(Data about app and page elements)
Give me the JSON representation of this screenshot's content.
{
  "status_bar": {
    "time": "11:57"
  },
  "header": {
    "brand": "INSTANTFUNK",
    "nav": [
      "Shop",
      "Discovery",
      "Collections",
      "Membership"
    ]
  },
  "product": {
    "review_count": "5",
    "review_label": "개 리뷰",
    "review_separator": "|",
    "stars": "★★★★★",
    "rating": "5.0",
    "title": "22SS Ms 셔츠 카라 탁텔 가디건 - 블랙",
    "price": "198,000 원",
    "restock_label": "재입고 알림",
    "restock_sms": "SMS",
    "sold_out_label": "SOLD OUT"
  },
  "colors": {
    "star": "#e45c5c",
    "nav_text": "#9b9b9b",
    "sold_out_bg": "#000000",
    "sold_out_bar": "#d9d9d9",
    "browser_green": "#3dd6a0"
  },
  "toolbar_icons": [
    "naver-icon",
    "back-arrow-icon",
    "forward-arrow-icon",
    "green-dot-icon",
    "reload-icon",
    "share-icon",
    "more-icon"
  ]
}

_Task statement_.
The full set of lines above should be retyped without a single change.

_Answer below_.
Give me the JSON representation of this screenshot's content.
{
  "status_bar": {
    "time": "11:57"
  },
  "header": {
    "brand": "INSTANTFUNK",
    "nav": [
      "Shop",
      "Discovery",
      "Collections",
      "Membership"
    ]
  },
  "product": {
    "review_count": "5",
    "review_label": "개 리뷰",
    "review_separator": "|",
    "stars": "★★★★★",
    "rating": "5.0",
    "title": "22SS Ms 셔츠 카라 탁텔 가디건 - 블랙",
    "price": "198,000 원",
    "restock_label": "재입고 알림",
    "restock_sms": "SMS",
    "sold_out_label": "SOLD OUT"
  },
  "colors": {
    "star": "#e45c5c",
    "nav_text": "#9b9b9b",
    "sold_out_bg": "#000000",
    "sold_out_bar": "#d9d9d9",
    "browser_green": "#3dd6a0"
  },
  "toolbar_icons": [
    "naver-icon",
    "back-arrow-icon",
    "forward-arrow-icon",
    "green-dot-icon",
    "reload-icon",
    "share-icon",
    "more-icon"
  ]
}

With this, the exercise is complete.